In the months since UFC 217, former strawweight champion Joanna Jedrzejczyk has attributed at least a portion of the blame for her stunning loss to Rose Namajunas on a weight cut gone terribly wrong.
Jedrzejczyk said that she experienced numbness in her legs on fight day after losing 15 pounds in 14 hours in a botched weight cut led by her former nutritionist team, Perfecting Athletes. Jedrzejczyk ultimately cut ties with Perfecting Athletes a month after losing her title via first-round knockout at the hands of Namajunas at UFC 217.
The two strawweights have since been scheduled to rematch on April 7 at UFC 223, and Namajunas’ teammate in Denver, top-ranked UFC lightweight Justin Gaethje, believes it’s a positive sign for “Thug Rose” that Jedrzejczyk has already landed on an excuse for why things went wrong for her at Madison Square Garden.

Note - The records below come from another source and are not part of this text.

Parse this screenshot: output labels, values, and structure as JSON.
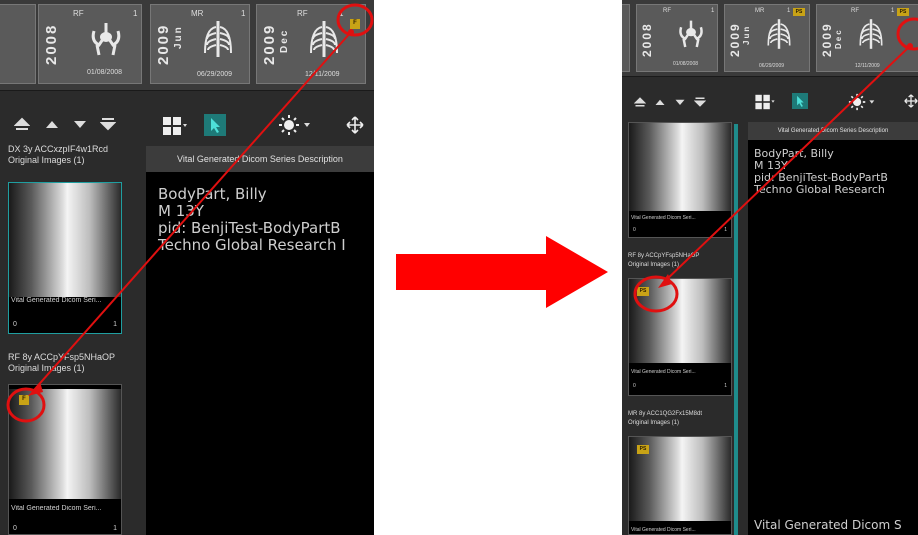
{
  "left": {
    "studies": [
      {
        "year": "2008",
        "month": "",
        "modality": "RF",
        "count": "1",
        "date": "01/08/2008"
      },
      {
        "year": "2009",
        "month": "Jun",
        "modality": "MR",
        "count": "1",
        "date": "06/29/2009"
      },
      {
        "year": "2009",
        "month": "Dec",
        "modality": "RF",
        "count": "1",
        "date": "12/11/2009",
        "flag": "F"
      }
    ],
    "series": [
      {
        "title": "DX 3y ACCxzpIF4w1Rcd",
        "subtitle": "Original Images (1)",
        "caption": "Vital Generated Dicom Seri...",
        "index": "0",
        "count": "1"
      },
      {
        "title": "RF 8y ACCpYFsp5NHaOP",
        "subtitle": "Original Images (1)",
        "caption": "Vital Generated Dicom Seri...",
        "index": "0",
        "count": "1",
        "flag": "F"
      }
    ],
    "viewer": {
      "header": "Vital Generated Dicom Series Description",
      "name": "BodyPart, Billy",
      "sex_age": "M 13Y",
      "pid": "pid: BenjiTest-BodyPartB",
      "institution": "Techno Global Research I"
    }
  },
  "right": {
    "studies": [
      {
        "year": "2008",
        "month": "",
        "modality": "RF",
        "count": "1",
        "date": "01/08/2008"
      },
      {
        "year": "2009",
        "month": "Jun",
        "modality": "MR",
        "count": "1",
        "date": "06/29/2009",
        "flag": "PS"
      },
      {
        "year": "2009",
        "month": "Dec",
        "modality": "RF",
        "count": "1",
        "date": "12/11/2009",
        "flag": "PS"
      }
    ],
    "series": [
      {
        "title": "",
        "subtitle": "",
        "caption": "Vital Generated Dicom Seri...",
        "index": "0",
        "count": "1"
      },
      {
        "title": "RF 8y ACCpYFsp5NHaOP",
        "subtitle": "Original Images (1)",
        "caption": "Vital Generated Dicom Seri...",
        "index": "0",
        "count": "1",
        "flag": "PS"
      },
      {
        "title": "MR 8y ACC1QG2Fx15M8dt",
        "subtitle": "Original Images (1)",
        "caption": "Vital Generated Dicom Seri...",
        "index": "",
        "count": "",
        "flag": "PS"
      }
    ],
    "viewer": {
      "header": "Vital Generated Dicom Series Description",
      "name": "BodyPart, Billy",
      "sex_age": "M 13Y",
      "pid": "pid: BenjiTest-BodyPartB",
      "institution": "Techno Global Research",
      "footer": "Vital Generated Dicom S"
    }
  },
  "colors": {
    "annotation_red": "#e01010",
    "selection_teal": "#1f9ea0",
    "flag_yellow": "#c8a316",
    "panel_dark": "#2b2b2b",
    "viewer_black": "#000000"
  },
  "icons": [
    "chest-xray-icon",
    "pelvis-xray-icon",
    "layout-grid-icon",
    "pointer-icon",
    "brightness-icon",
    "pan-icon",
    "collapse-all-icon",
    "scroll-up-icon",
    "scroll-down-icon",
    "expand-all-icon",
    "forward-arrow-icon"
  ]
}
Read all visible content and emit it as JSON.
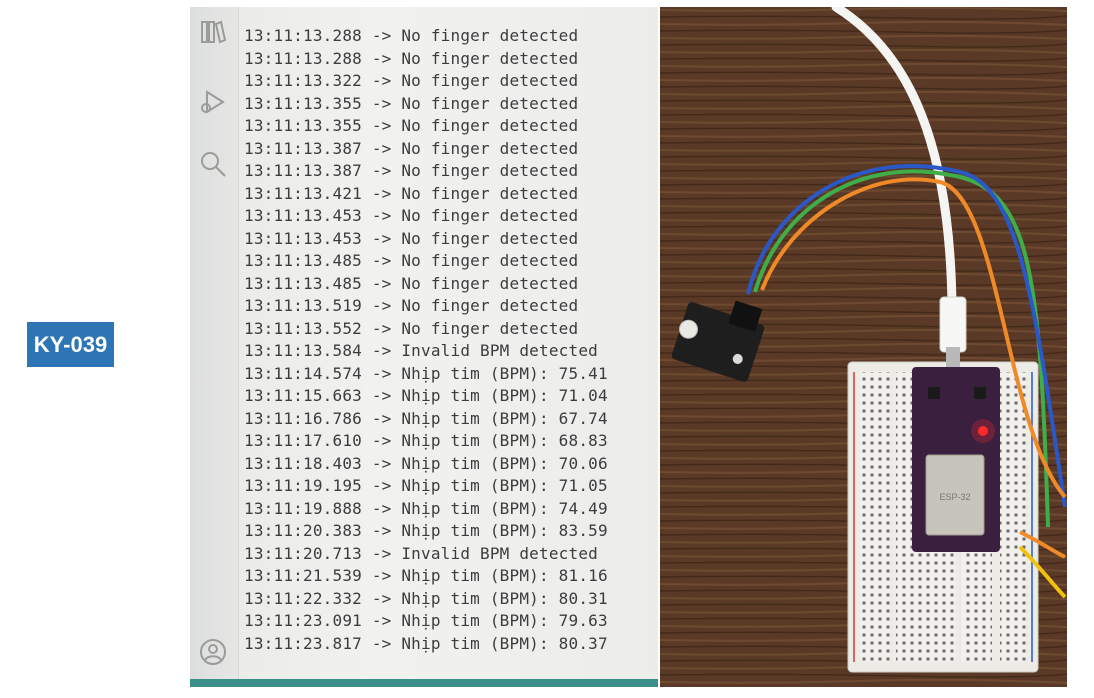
{
  "badge": {
    "text": "KY-039"
  },
  "serial_monitor": {
    "sidebar_icons": [
      "library-icon",
      "debug-icon",
      "search-icon",
      "account-icon"
    ],
    "lines": [
      {
        "time": "13:11:13.288",
        "message": "No finger detected"
      },
      {
        "time": "13:11:13.288",
        "message": "No finger detected"
      },
      {
        "time": "13:11:13.322",
        "message": "No finger detected"
      },
      {
        "time": "13:11:13.355",
        "message": "No finger detected"
      },
      {
        "time": "13:11:13.355",
        "message": "No finger detected"
      },
      {
        "time": "13:11:13.387",
        "message": "No finger detected"
      },
      {
        "time": "13:11:13.387",
        "message": "No finger detected"
      },
      {
        "time": "13:11:13.421",
        "message": "No finger detected"
      },
      {
        "time": "13:11:13.453",
        "message": "No finger detected"
      },
      {
        "time": "13:11:13.453",
        "message": "No finger detected"
      },
      {
        "time": "13:11:13.485",
        "message": "No finger detected"
      },
      {
        "time": "13:11:13.485",
        "message": "No finger detected"
      },
      {
        "time": "13:11:13.519",
        "message": "No finger detected"
      },
      {
        "time": "13:11:13.552",
        "message": "No finger detected"
      },
      {
        "time": "13:11:13.584",
        "message": "Invalid BPM detected"
      },
      {
        "time": "13:11:14.574",
        "message": "Nhịp tim (BPM): 75.41"
      },
      {
        "time": "13:11:15.663",
        "message": "Nhịp tim (BPM): 71.04"
      },
      {
        "time": "13:11:16.786",
        "message": "Nhịp tim (BPM): 67.74"
      },
      {
        "time": "13:11:17.610",
        "message": "Nhịp tim (BPM): 68.83"
      },
      {
        "time": "13:11:18.403",
        "message": "Nhịp tim (BPM): 70.06"
      },
      {
        "time": "13:11:19.195",
        "message": "Nhịp tim (BPM): 71.05"
      },
      {
        "time": "13:11:19.888",
        "message": "Nhịp tim (BPM): 74.49"
      },
      {
        "time": "13:11:20.383",
        "message": "Nhịp tim (BPM): 83.59"
      },
      {
        "time": "13:11:20.713",
        "message": "Invalid BPM detected"
      },
      {
        "time": "13:11:21.539",
        "message": "Nhịp tim (BPM): 81.16"
      },
      {
        "time": "13:11:22.332",
        "message": "Nhịp tim (BPM): 80.31"
      },
      {
        "time": "13:11:23.091",
        "message": "Nhịp tim (BPM): 79.63"
      },
      {
        "time": "13:11:23.817",
        "message": "Nhịp tim (BPM): 80.37"
      }
    ]
  },
  "photo": {
    "board_label": "ESP-32",
    "colors": {
      "wood": "#5a3a26",
      "board": "#3a1f3f",
      "sensor": "#1e1e1e",
      "led": "#ff2a2a",
      "wire_green": "#3fae4a",
      "wire_orange": "#f08a28",
      "wire_blue": "#2a58c8",
      "wire_yellow": "#f2c20a",
      "usb_cable": "#f4f4f2"
    }
  }
}
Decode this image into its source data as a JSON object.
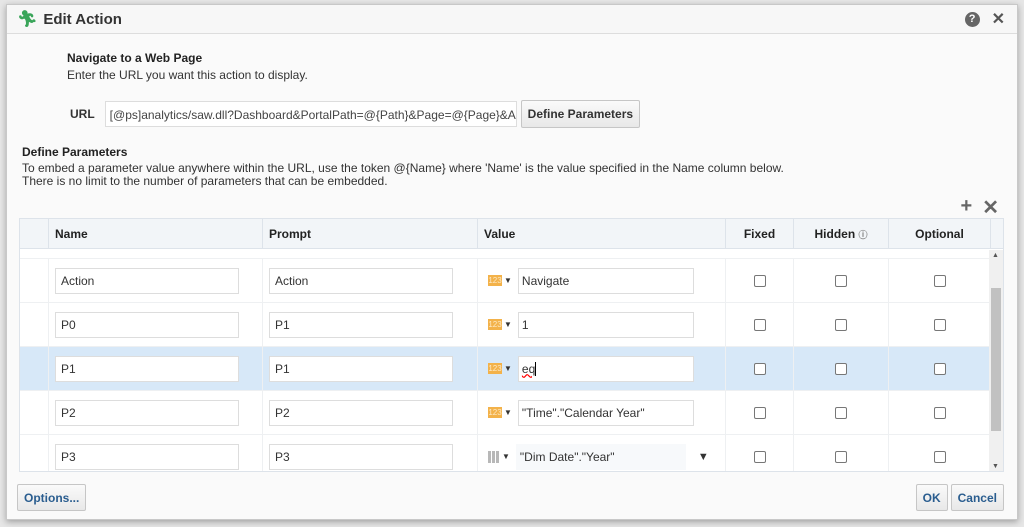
{
  "dialog": {
    "title": "Edit Action",
    "icon": "running-man-icon"
  },
  "intro": {
    "heading": "Navigate to a Web Page",
    "text": "Enter the URL you want this action to display."
  },
  "url": {
    "label": "URL",
    "value": "[@ps]analytics/saw.dll?Dashboard&PortalPath=@{Path}&Page=@{Page}&Action=@{Action}",
    "button": "Define Parameters"
  },
  "params": {
    "heading": "Define Parameters",
    "line1": "To embed a parameter value anywhere within the URL, use the token @{Name} where 'Name' is the value specified in the Name column below.",
    "line2": "There is no limit to the number of parameters that can be embedded."
  },
  "table": {
    "headers": {
      "name": "Name",
      "prompt": "Prompt",
      "value": "Value",
      "fixed": "Fixed",
      "hidden": "Hidden",
      "optional": "Optional"
    },
    "rows": [
      {
        "name": "Action",
        "prompt": "Action",
        "type": "123",
        "value": "Navigate",
        "fixed": false,
        "hidden": false,
        "optional": false
      },
      {
        "name": "P0",
        "prompt": "P1",
        "type": "123",
        "value": "1",
        "fixed": false,
        "hidden": false,
        "optional": false
      },
      {
        "name": "P1",
        "prompt": "P1",
        "type": "123",
        "value": "eq",
        "fixed": false,
        "hidden": false,
        "optional": false,
        "selected": true
      },
      {
        "name": "P2",
        "prompt": "P2",
        "type": "123",
        "value": "\"Time\".\"Calendar Year\"",
        "fixed": false,
        "hidden": false,
        "optional": false
      },
      {
        "name": "P3",
        "prompt": "P3",
        "type": "column",
        "value": "\"Dim Date\".\"Year\"",
        "fixed": false,
        "hidden": false,
        "optional": false
      }
    ]
  },
  "footer": {
    "options": "Options...",
    "ok": "OK",
    "cancel": "Cancel"
  },
  "colors": {
    "selected_row": "#d7e8f8",
    "type_badge": "#f3b24a",
    "button_text": "#2a5d8f",
    "title_icon": "#3aa55a"
  }
}
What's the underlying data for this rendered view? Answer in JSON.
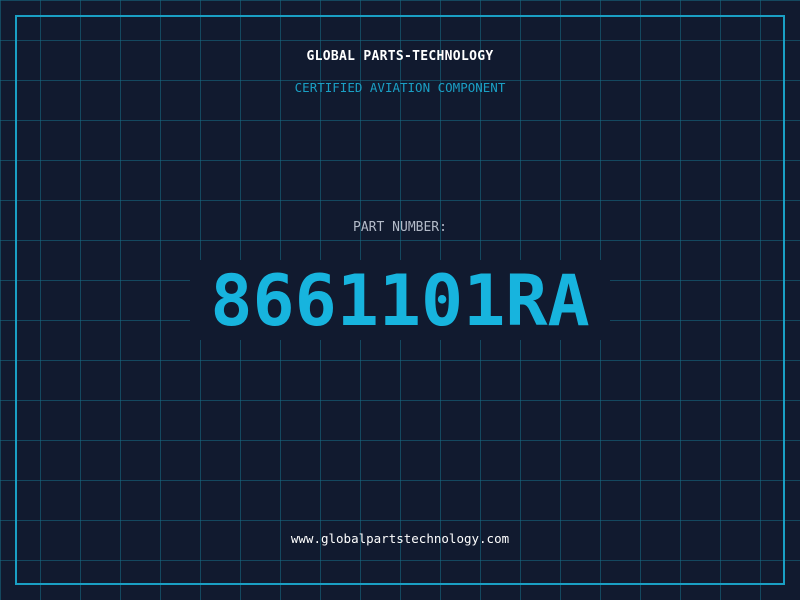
{
  "header": {
    "company": "GLOBAL PARTS-TECHNOLOGY",
    "tagline": "CERTIFIED AVIATION COMPONENT"
  },
  "part": {
    "label": "PART NUMBER:",
    "number": "8661101RA"
  },
  "footer": {
    "website": "www.globalpartstechnology.com"
  },
  "colors": {
    "background": "#111a2f",
    "grid": "#166e87",
    "accent": "#1a9fc4",
    "part_number": "#17b4de",
    "label": "#b3bac8",
    "text": "#ffffff"
  }
}
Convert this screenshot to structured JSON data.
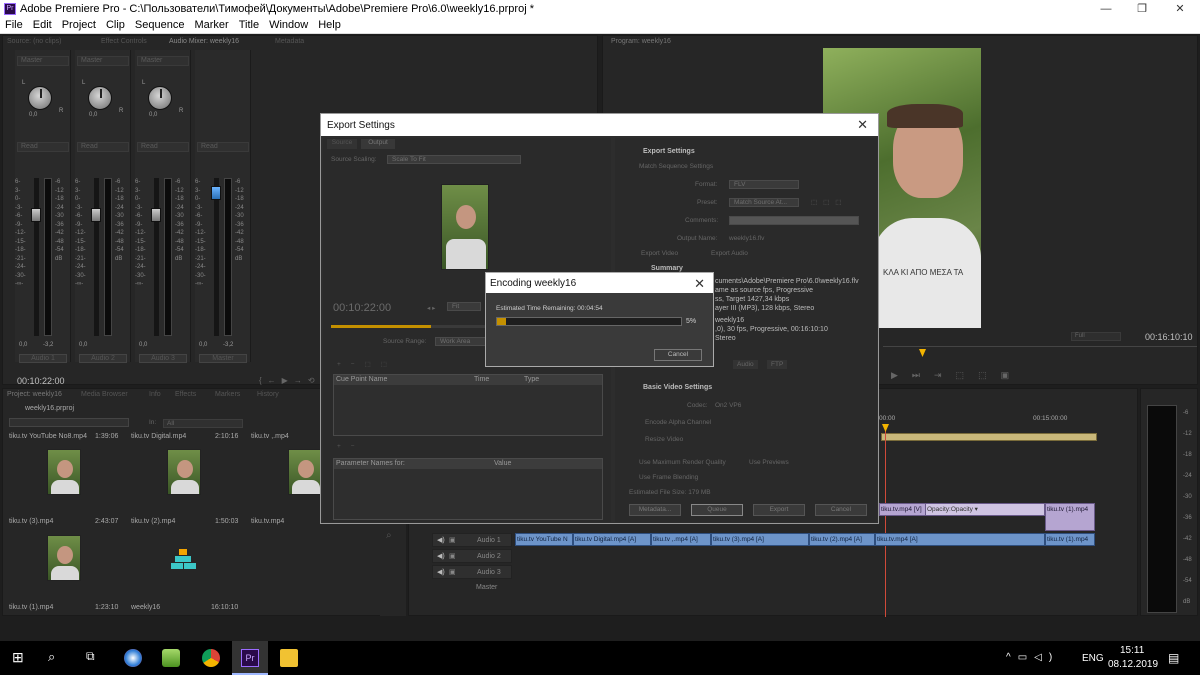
{
  "app": {
    "title": "Adobe Premiere Pro - C:\\Пользователи\\Тимофей\\Документы\\Adobe\\Premiere Pro\\6.0\\weekly16.prproj *",
    "icon_text": "Pr"
  },
  "menu": [
    "File",
    "Edit",
    "Project",
    "Clip",
    "Sequence",
    "Marker",
    "Title",
    "Window",
    "Help"
  ],
  "panels": {
    "top_tabs": [
      "Source: (no clips)",
      "Effect Controls",
      "Audio Mixer: weekly16",
      "Metadata"
    ],
    "program_tab": "Program: weekly16",
    "project_tabs": [
      "Project: weekly16",
      "Media Browser",
      "Info",
      "Effects",
      "Markers",
      "History"
    ]
  },
  "mixer": {
    "channels": [
      {
        "dropdown": "Master",
        "mode": "Read",
        "label": "Audio 1",
        "pan_l": "0,0",
        "pan_r": "-3,2"
      },
      {
        "dropdown": "Master",
        "mode": "Read",
        "label": "Audio 2",
        "pan_l": "0,0",
        "pan_r": ""
      },
      {
        "dropdown": "Master",
        "mode": "Read",
        "label": "Audio 3",
        "pan_l": "0,0",
        "pan_r": ""
      },
      {
        "dropdown": "",
        "mode": "Read",
        "label": "Master",
        "pan_l": "0,0",
        "pan_r": "-3,2"
      }
    ],
    "timecode": "00:10:22:00",
    "db_label": "dB",
    "lr": [
      "L",
      "R"
    ],
    "scale_left": "6-\n3-\n0-\n-3-\n-6-\n-9-\n-12-\n-15-\n-18-\n-21-\n-24-\n-30-\n-∞-",
    "scale_right": "-6\n-12\n-18\n-24\n-30\n-36\n-42\n-48\n-54\ndB"
  },
  "project": {
    "name": "weekly16.prproj",
    "in_label": "In:",
    "in_value": "All",
    "row0": [
      {
        "name": "tiku.tv YouTube No8.mp4",
        "dur": "1:39:06"
      },
      {
        "name": "tiku.tv Digital.mp4",
        "dur": "2:10:16"
      },
      {
        "name": "tiku.tv ,.mp4",
        "dur": ""
      }
    ],
    "row1": [
      {
        "name": "tiku.tv (3).mp4",
        "dur": "2:43:07"
      },
      {
        "name": "tiku.tv (2).mp4",
        "dur": "1:50:03"
      },
      {
        "name": "tiku.tv.mp4",
        "dur": ""
      }
    ],
    "row2": [
      {
        "name": "tiku.tv (1).mp4",
        "dur": "1:23:10"
      },
      {
        "name": "weekly16",
        "dur": "16:10:10"
      }
    ]
  },
  "program": {
    "fit": "Full",
    "timecode": "00:16:10:10"
  },
  "timeline": {
    "ruler": [
      "00:00",
      "00:15:00:00"
    ],
    "video_clips": [
      "tiku.tv.mp4 [V]",
      "Opacity:Opacity ▾",
      "tiku.tv (1).mp4"
    ],
    "audio_clips": [
      "tiku.tv YouTube N",
      "tiku.tv Digital.mp4 [A]",
      "tiku.tv ,.mp4 [A]",
      "tiku.tv (3).mp4 [A]",
      "tiku.tv (2).mp4 [A]",
      "tiku.tv.mp4 [A]",
      "tiku.tv (1).mp4"
    ],
    "tracks": [
      "Audio 1",
      "Audio 2",
      "Audio 3",
      "Master"
    ]
  },
  "export": {
    "title": "Export Settings",
    "tabs": [
      "Source",
      "Output"
    ],
    "scaling_label": "Source Scaling:",
    "scaling_value": "Scale To Fit",
    "timecode": "00:10:22:00",
    "fit": "Fit",
    "range_label": "Source Range:",
    "range_value": "Work Area",
    "cue_cols": [
      "Cue Point Name",
      "Time",
      "Type"
    ],
    "param_cols": [
      "Parameter Names for:",
      "Value"
    ],
    "settings_header": "Export Settings",
    "match_seq": "Match Sequence Settings",
    "format_label": "Format:",
    "format_value": "FLV",
    "preset_label": "Preset:",
    "preset_value": "Match Source At...",
    "comments_label": "Comments:",
    "output_label": "Output Name:",
    "output_value": "weekly16.flv",
    "export_video": "Export Video",
    "export_audio": "Export Audio",
    "summary_header": "Summary",
    "summary": [
      "cuments\\Adobe\\Premiere Pro\\6.0\\weekly16.flv",
      "ame as source fps, Progressive",
      "ss, Target 1427,34 kbps",
      "ayer III (MP3), 128 kbps, Stereo",
      "weekly16",
      ",0), 30 fps, Progressive, 00:16:10:10",
      "Stereo"
    ],
    "sub_tabs": [
      "Audio",
      "FTP"
    ],
    "basic_video": "Basic Video Settings",
    "codec_label": "Codec:",
    "codec_value": "On2 VP6",
    "encode_alpha": "Encode Alpha Channel",
    "resize": "Resize Video",
    "max_render": "Use Maximum Render Quality",
    "use_previews": "Use Previews",
    "frame_blend": "Use Frame Blending",
    "filesize": "Estimated File Size:  179 MB",
    "buttons": [
      "Metadata...",
      "Queue",
      "Export",
      "Cancel"
    ]
  },
  "encoding": {
    "title": "Encoding weekly16",
    "remaining": "Estimated Time Remaining: 00:04:54",
    "percent_text": "5%",
    "progress": 0.05,
    "cancel": "Cancel"
  },
  "taskbar": {
    "lang": "ENG",
    "time": "15:11",
    "date": "08.12.2019",
    "pr_icon": "Pr"
  }
}
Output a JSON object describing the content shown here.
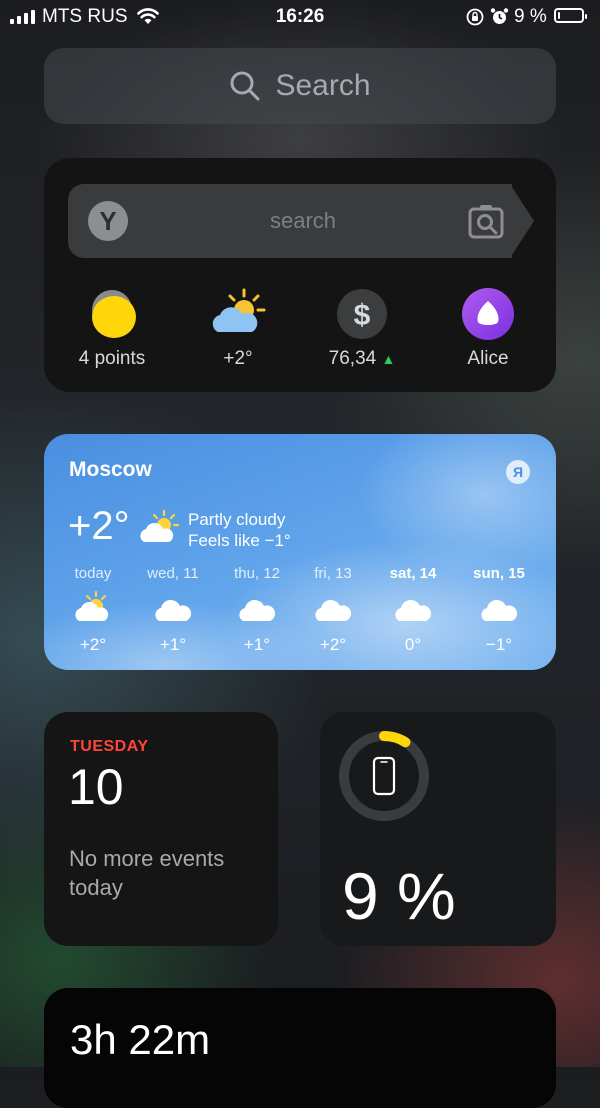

“I don’t know her or what happened to her, so I can’t judge her for it. I think she’s weak-minded for saying it, even if it is true,” Gaethje told MMA Fighting. “It’s her own business. And no matter what, it could be true to the core and you could have proof, who’s going to [care]? Like, I’m not going to support you. Okay, whose fault was it? At the end of the day, whose fault was it? It was your fault. Do you have a scale at your house? Then you get to step on the scale every single morning, just like every single one of us do. We worry about our weight the whole camp, and I’ve never had a nutritionist help me in my entire life.
“I made weight in college eating McDonalds every day. It’s willpower. You either f*cking do it or you don’t do it. Like, the nutritionist does not cut the weight for you. And yeah, it could be detrimental to your performance, so if she did cut a tremendous amount of weight, then I’m sure that she suffered tremendously, and I am excited to see Rose fight the best Joanna whenever she doesn’t f*ck up and f*ck her weight cut up.”
Gaethje, who fights Dustin Poirier on April 14 in the main event of UFC on FOX 29, went on to clarify what he meant when he called Jedrzejczyk’s comments “weak-minded.”
“Because she knows that Rose cut weight,” Gaethje explained. “She knows that Rose made weight. And at the end of the day, it is an excuse. Even if it’s fact, it’s still an excuse, because it was still her fault. So, I mean, as a wrestler — I’m not calling Joanna weak-minded, I’m saying that statement is weak-minded.”
Namajunas, 25, overcame her own daunting odds at UFC 217. The TUF 20 finalist closed as as overwhelming betting underdog to Jedrzejczyk, with some oddsmakers listing Jedrzejczyk as high as an eight-to-one favorite once fight night rolled around. Namajunas shocked the world though, triumphing over Jedrzejczyk’s ever-present mind games and vanquishing the record-breaking former champion in her own realm: The stand-up game.
So while Gaethje acknowledged that anything can happen in a volatile sport like mixed martial arts, he is confident that even if Jedrzejczyk fixes her weight-cutting issues at UFC 223, there will be bigger factors that lead to lightning striking twice for Namajunas.
“It’s a fight. [Jedrzejczyk] is one of the highest-level fighters in that weight class in the world,” Gaethje said. “Anybody in the top-five can beat each other on any given night in this sport. So I think she has a possibility (to win), but I don’t think — she can’t just go and change her whole (style). She can’t change the way her feet move. And Rose beat her because of the way her feet move, because she could time the way her feet move, and Rose is going to do the same thing with her feet.
“She’ll get her reaching, and then she’ll get her overreaching, then she’ll come in while she’s overreaching and capitalize. There’s no other way for it to go.”